By Monica Alonzo
By Stephen Lemons
By Jason P. Woodbury
By Dulce Paloma Baltazar Pedraza
By Ray Stern
By Pete Kotz
By Monica Alonzo
By New Times
It's a typical perspective for blacks, says Gibson, the psychiatrist. "Taking prescribed drugs or being in mental health [treatment] in general is not seen as something desirable in the black community," he says.
Gibson suspects that during this period of his life, Parham may have worked so hard that he failed to monitor a high-blood-pressure condition and perhaps suffered a series of tiny strokes that caused the brain damage that the state board refers to.
No one knows what happened.
But by 1994, Parham began receiving notice of the complaints that ultimately led to the series of tests that, in turn, led to his current suspension.

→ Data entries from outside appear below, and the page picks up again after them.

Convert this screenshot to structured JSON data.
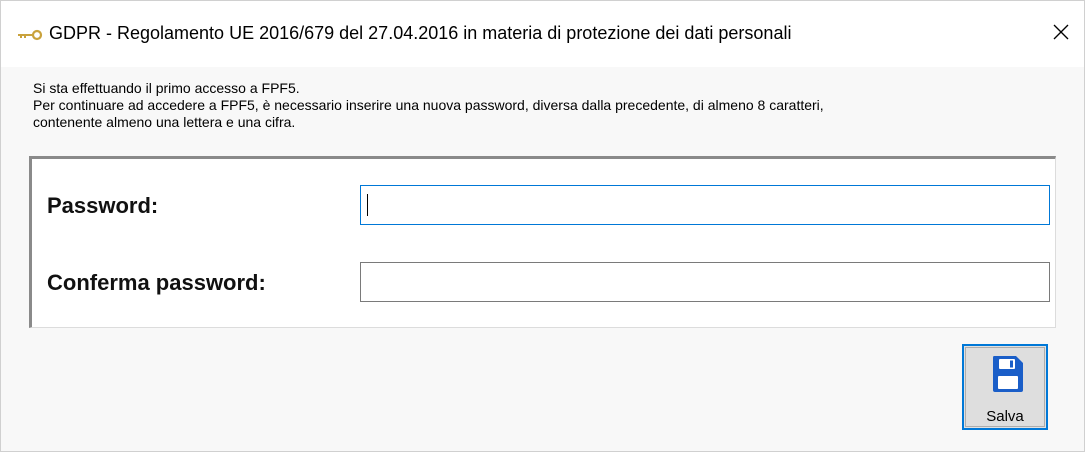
{
  "window": {
    "title": "GDPR - Regolamento UE 2016/679 del 27.04.2016 in materia di protezione dei dati personali",
    "title_icon": "key-icon",
    "close_glyph": "✕"
  },
  "message": {
    "lines": [
      "Si sta effettuando il primo accesso a FPF5.",
      "Per continuare ad accedere a FPF5, è necessario inserire una nuova password, diversa dalla precedente, di almeno 8 caratteri,",
      "contenente almeno una lettera e una cifra."
    ]
  },
  "form": {
    "password": {
      "label": "Password:",
      "value": "",
      "placeholder": ""
    },
    "confirm": {
      "label": "Conferma password:",
      "value": "",
      "placeholder": ""
    }
  },
  "actions": {
    "save": {
      "label": "Salva",
      "icon": "floppy-disk-icon"
    }
  },
  "colors": {
    "accent": "#0078d7",
    "floppy": "#1a5ec8",
    "key": "#c9a23c"
  }
}
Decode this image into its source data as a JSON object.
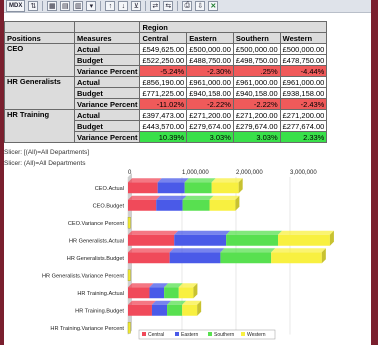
{
  "toolbar": {
    "mdx_label": "MDX",
    "icons": [
      "sort-icon",
      "table-view-icon",
      "chart-view-icon",
      "both-view-icon",
      "chart-type-icon",
      "drill-up-icon",
      "drill-down-icon",
      "filter-icon",
      "swap-axis-icon",
      "print-icon",
      "export-icon",
      "excel-icon"
    ]
  },
  "table": {
    "region_label": "Region",
    "col_positions": "Positions",
    "col_measures": "Measures",
    "regions": [
      "Central",
      "Eastern",
      "Southern",
      "Western"
    ],
    "groups": [
      {
        "position": "CEO",
        "rows": [
          {
            "measure": "Actual",
            "values": [
              "£549,625.00",
              "£500,000.00",
              "£500,000.00",
              "£500,000.00"
            ],
            "style": "num"
          },
          {
            "measure": "Budget",
            "values": [
              "£522,250.00",
              "£488,750.00",
              "£498,750.00",
              "£478,750.00"
            ],
            "style": "num"
          },
          {
            "measure": "Variance Percent",
            "values": [
              "-5.24%",
              "-2.30%",
              ".25%",
              "-4.44%"
            ],
            "style": "red"
          }
        ]
      },
      {
        "position": "HR Generalists",
        "rows": [
          {
            "measure": "Actual",
            "values": [
              "£856,190.00",
              "£961,000.00",
              "£961,000.00",
              "£961,000.00"
            ],
            "style": "num"
          },
          {
            "measure": "Budget",
            "values": [
              "£771,225.00",
              "£940,158.00",
              "£940,158.00",
              "£938,158.00"
            ],
            "style": "num"
          },
          {
            "measure": "Variance Percent",
            "values": [
              "-11.02%",
              "-2.22%",
              "-2.22%",
              "-2.43%"
            ],
            "style": "red"
          }
        ]
      },
      {
        "position": "HR Training",
        "rows": [
          {
            "measure": "Actual",
            "values": [
              "£397,473.00",
              "£271,200.00",
              "£271,200.00",
              "£271,200.00"
            ],
            "style": "num"
          },
          {
            "measure": "Budget",
            "values": [
              "£443,570.00",
              "£279,674.00",
              "£279,674.00",
              "£277,674.00"
            ],
            "style": "num"
          },
          {
            "measure": "Variance Percent",
            "values": [
              "10.39%",
              "3.03%",
              "3.03%",
              "2.33%"
            ],
            "style": "green"
          }
        ]
      }
    ]
  },
  "slicer_1": "Slicer: [(All)=All Departments]",
  "slicer_2": "Slicer: (All)=All Departments",
  "chart_data": {
    "type": "bar",
    "orientation": "horizontal",
    "stacked": true,
    "categories": [
      "CEO.Actual",
      "CEO.Budget",
      "CEO.Variance Percent",
      "HR Generalists.Actual",
      "HR Generalists.Budget",
      "HR Generalists.Variance Percent",
      "HR Training.Actual",
      "HR Training.Budget",
      "HR Training.Variance Percent"
    ],
    "series": [
      {
        "name": "Central",
        "color": "#f04a5a",
        "values": [
          549625,
          522250,
          0,
          856190,
          771225,
          0,
          397473,
          443570,
          0
        ]
      },
      {
        "name": "Eastern",
        "color": "#4a5ae8",
        "values": [
          500000,
          488750,
          0,
          961000,
          940158,
          0,
          271200,
          279674,
          0
        ]
      },
      {
        "name": "Southern",
        "color": "#58e050",
        "values": [
          500000,
          498750,
          0,
          961000,
          940158,
          0,
          271200,
          279674,
          0
        ]
      },
      {
        "name": "Western",
        "color": "#f8f040",
        "values": [
          500000,
          478750,
          0,
          961000,
          938158,
          0,
          271200,
          277674,
          0
        ]
      }
    ],
    "xticks": [
      "0",
      "1,000,000",
      "2,000,000",
      "3,000,000"
    ],
    "xlim": [
      0,
      4000000
    ],
    "legend_position": "bottom"
  }
}
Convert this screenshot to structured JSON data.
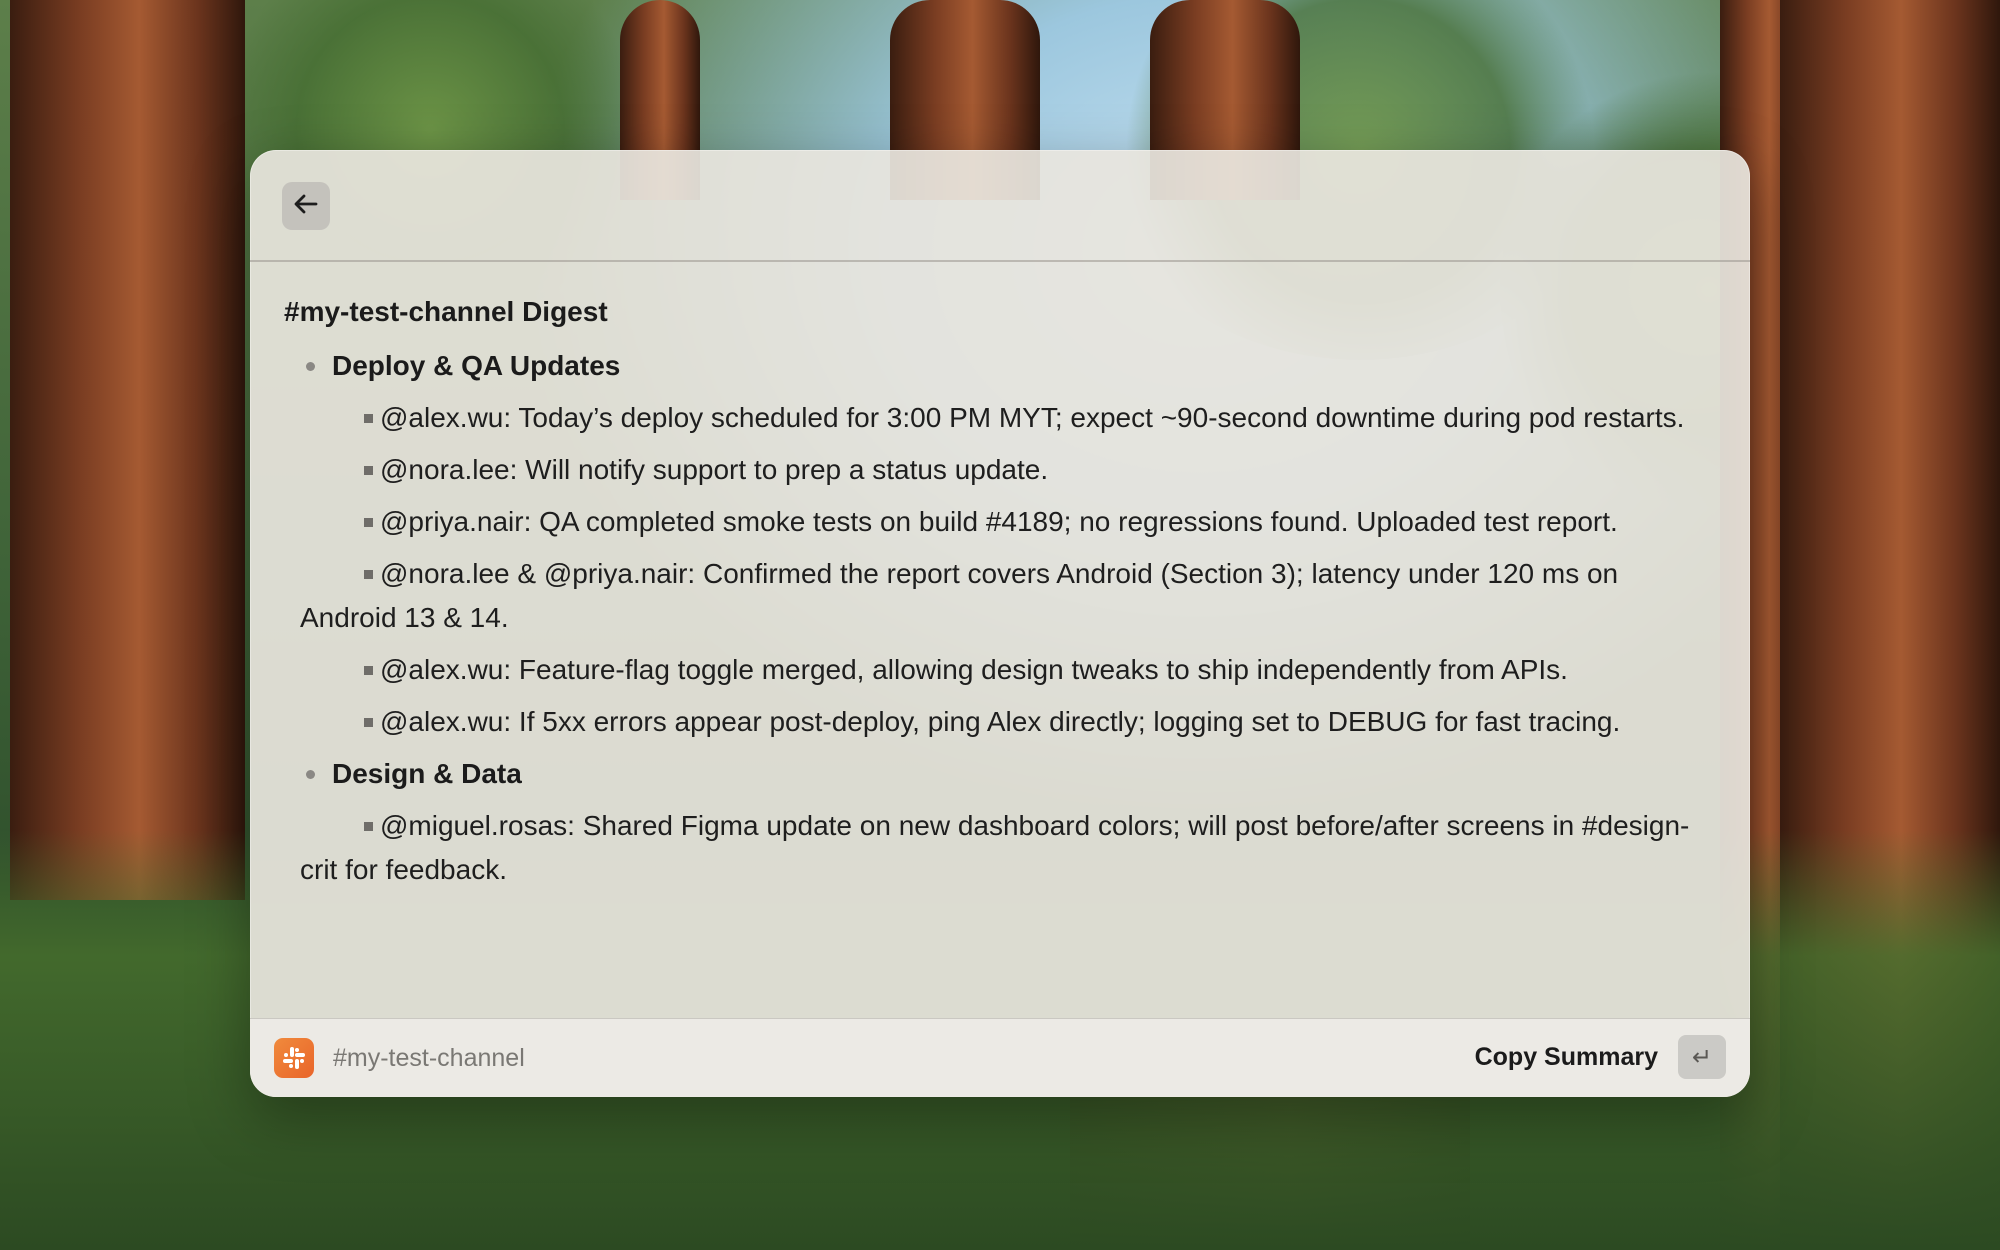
{
  "window": {
    "back_icon": "arrow-left-icon"
  },
  "digest": {
    "title": "#my-test-channel Digest",
    "sections": [
      {
        "heading": "Deploy & QA Updates",
        "items": [
          "@alex.wu: Today’s deploy scheduled for 3:00 PM MYT; expect ~90-second downtime during pod restarts.",
          "@nora.lee: Will notify support to prep a status update.",
          "@priya.nair: QA completed smoke tests on build #4189; no regressions found. Uploaded test report.",
          "@nora.lee & @priya.nair: Confirmed the report covers Android (Section 3); latency under 120 ms on Android 13 & 14.",
          "@alex.wu: Feature-flag toggle merged, allowing design tweaks to ship independently from APIs.",
          "@alex.wu: If 5xx errors appear post-deploy, ping Alex directly; logging set to DEBUG for fast tracing."
        ]
      },
      {
        "heading": "Design & Data",
        "items": [
          "@miguel.rosas: Shared Figma update on new dashboard colors; will post before/after screens in #design-crit for feedback."
        ]
      }
    ]
  },
  "footer": {
    "app_icon": "slack-icon",
    "channel": "#my-test-channel",
    "copy_label": "Copy Summary",
    "enter_key": "↵"
  },
  "colors": {
    "panel_bg": "#e8e5de",
    "app_icon_accent": "#ec7330"
  }
}
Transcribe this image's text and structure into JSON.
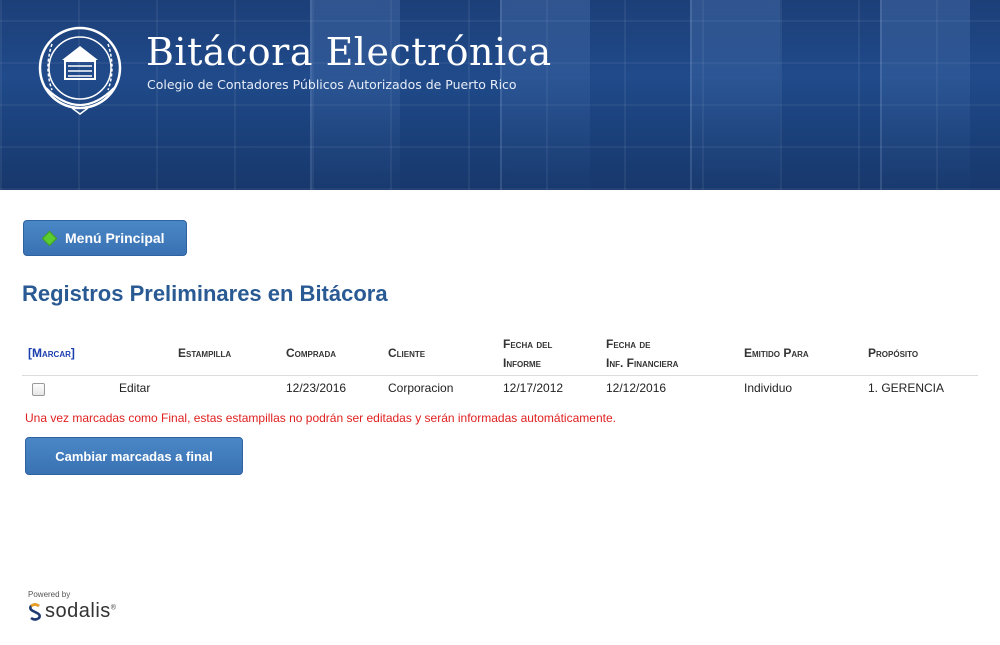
{
  "header": {
    "title": "Bitácora Electrónica",
    "subtitle": "Colegio de Contadores Públicos Autorizados de Puerto Rico",
    "logo_icon": "cpa-seal-icon"
  },
  "nav": {
    "menu_button_label": "Menú Principal",
    "menu_button_icon": "green-diamond-arrow-icon"
  },
  "page": {
    "title": "Registros Preliminares en Bitácora"
  },
  "table": {
    "headers": {
      "marcar": "[Marcar]",
      "estampilla": "Estampilla",
      "comprada": "Comprada",
      "cliente": "Cliente",
      "fecha_informe_1": "Fecha del",
      "fecha_informe_2": "Informe",
      "fecha_inf_fin_1": "Fecha de",
      "fecha_inf_fin_2": "Inf. Financiera",
      "emitido_para": "Emitido Para",
      "proposito": "Propósito"
    },
    "rows": [
      {
        "checked": false,
        "action": "Editar",
        "estampilla": "",
        "comprada": "12/23/2016",
        "cliente": "Corporacion",
        "fecha_informe": "12/17/2012",
        "fecha_inf_financiera": "12/12/2016",
        "emitido_para": "Individuo",
        "proposito": "1. GERENCIA"
      }
    ]
  },
  "warning_text": "Una vez marcadas como Final, estas estampillas no podrán ser editadas y serán informadas automáticamente.",
  "final_button_label": "Cambiar marcadas a final",
  "footer": {
    "powered_by": "Powered by",
    "brand": "sodalis",
    "brand_mark": "®"
  },
  "colors": {
    "banner": "#1f4683",
    "accent_button": "#3f7bbd",
    "title": "#2a5a93",
    "warning": "#e02020",
    "link": "#1a3fae"
  }
}
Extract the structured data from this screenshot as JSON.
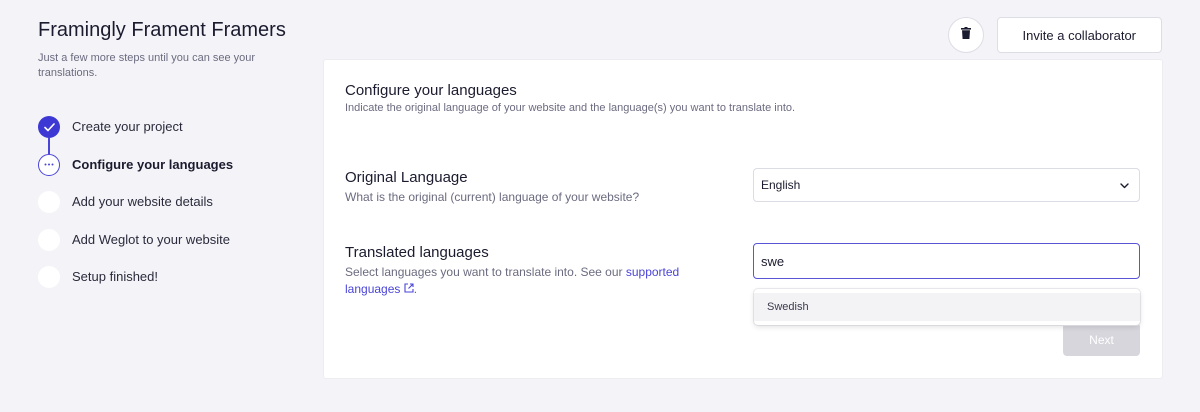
{
  "header": {
    "project_title": "Framingly Frament Framers",
    "subtitle": "Just a few more steps until you can see your translations.",
    "invite_label": "Invite a collaborator"
  },
  "steps": [
    {
      "label": "Create your project",
      "state": "done"
    },
    {
      "label": "Configure your languages",
      "state": "active"
    },
    {
      "label": "Add your website details",
      "state": "todo"
    },
    {
      "label": "Add Weglot to your website",
      "state": "todo"
    },
    {
      "label": "Setup finished!",
      "state": "todo"
    }
  ],
  "card": {
    "title": "Configure your languages",
    "subtitle": "Indicate the original language of your website and the language(s) you want to translate into."
  },
  "original_language": {
    "label": "Original Language",
    "help": "What is the original (current) language of your website?",
    "selected": "English"
  },
  "translated_languages": {
    "label": "Translated languages",
    "help_prefix": "Select languages you want to translate into. See our ",
    "help_link": "supported languages",
    "help_suffix": ".",
    "search_value": "swe",
    "suggestions": [
      "Swedish"
    ]
  },
  "next_label": "Next",
  "colors": {
    "accent": "#3d37d4",
    "background": "#f4f4f8",
    "disabled_button": "#d6d6dc"
  }
}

For a reason that is unclear, the Board of Psychologist Examiners sent Parham to a white psychologist in Scottsdale for his first evaluation. And it is that evaluation that has driven the board's decision to strip Parham of his ability to practice his profession.
"There are a number of black therapists they could have sent him to," says Gibson. "There are black psychologists who do that kind of testing."
Gibson says studies show African Americans generally score better on psychological tests when the tests are administered by black therapists. When confronted with a white test giver, Gibson says, an African American's "fear level is twice as much, because of a history of a lot of abuses in that system."
Parham also inadvertently affected his testing ability by not taking his anxiety medication on the day of the test. Parham's doctor later testified that failing to take the anxiety medication had the effect of plummeting him into a panic attack during the testing process.
Parham scored so low on the tests as to seem barely functional.
Parham was sent to another doctor, who later wrote "judgment appeared normal." The doctor asked Parham if he took medications. Parham said no, and he hadn't taken any drugs that day. But a urine test showed residues of the previous week's antidepressants and anxiety medication.
The board sent Parham to a neurologist, Allen Yudell, who concluded Parham was "perfectly normal."
"The man I saw today would not appear to be the person described in the notes of [Scottsdale psychologist] Dr. Beck," Yudell wrote. "I saw no significant deficits of intellectual function in cursory examination today."
Yudell suggested weaning Parham from antidepressants and anxiety medication that might have caused the earlier poor test results.
Still, Parham's license remained suspended.
To see if Parham was practicing despite the suspension, the psychologists board sent a detective masquerading as a patient to Parham's office. Later, the detective testified Parham "treated" her for about 10 minutes, after which she gave a check to the downstairs bookkeeper and left the office.
Parham claims that he did not treat the woman, that he just chatted with her for a few minutes and sent her to another doctor. He says he had no idea the check had been paid to the bookkeeper.
But at a hearing, the state board concluded that Parham was practicing while his license was suspended. What's more, the state board said, the psychologist had lied to a board doctor about his prescription medications to curb anxiety and depression.
Even more tests were ordered.
In December 1995, a doctor from Barrow Neurological Institute testified that Parham had suffered an inexplicable form of brain damage. "I documented the presence of impaired brain function," said Dr. Bruce Blackwood, "but I also explicitly stated in the report that the fact that Dr. Parham has some impaired brain function may or may not have any relevance to the practice of psychology. One of the things we know in neuropsychology is that individuals who suffer reduced capacity because of injury or illness tend to do best at things they know best.
"With many many years of experience and background and exposure to the activities of his job and completing the activities over many, many years, Dr. Parham could very well be able to comply with the demands of the job even with the obvious abnormalities that show up on my examination."
Parham had his share of other supporters during the hearing on his license suspension.
Several clients wrote letters to the psychologists board. Wesley Lamont Rudolf is a typical client: "I am from the roughest streets of California. I can rip you off faster than you could imagine . . .
"He [Parham] is like a father figure to me. He should be something to you, too. I am not in your jails. You are not supporting me and my family through welfare . . . Dr. Parham gave me reason [sic]. Don't take this reason from me and hundreds of other street smart men, women and children who need him."
Counts, the only African-American member of the board, consistently questioned the suspension.
"The African-American community doesn't have many African-American psychologists," Counts said. "Not many people will work with inner-city gang members--there's a tremendous need. . . . We've had him [Parham] evaluated and evaluated and evaluated. There's really only one expert who said he's dysfunctional."
No consultant could really explain how the brain damage might have caused the bizarre behavior reported by the complainants.
That was back in 1995. Parham went home and tried to pull together a plan for a year-round charter school for at-risk kids. At first it appeared that he would get the charter. Then the Department of Education learned about Parham's license suspension and killed the application.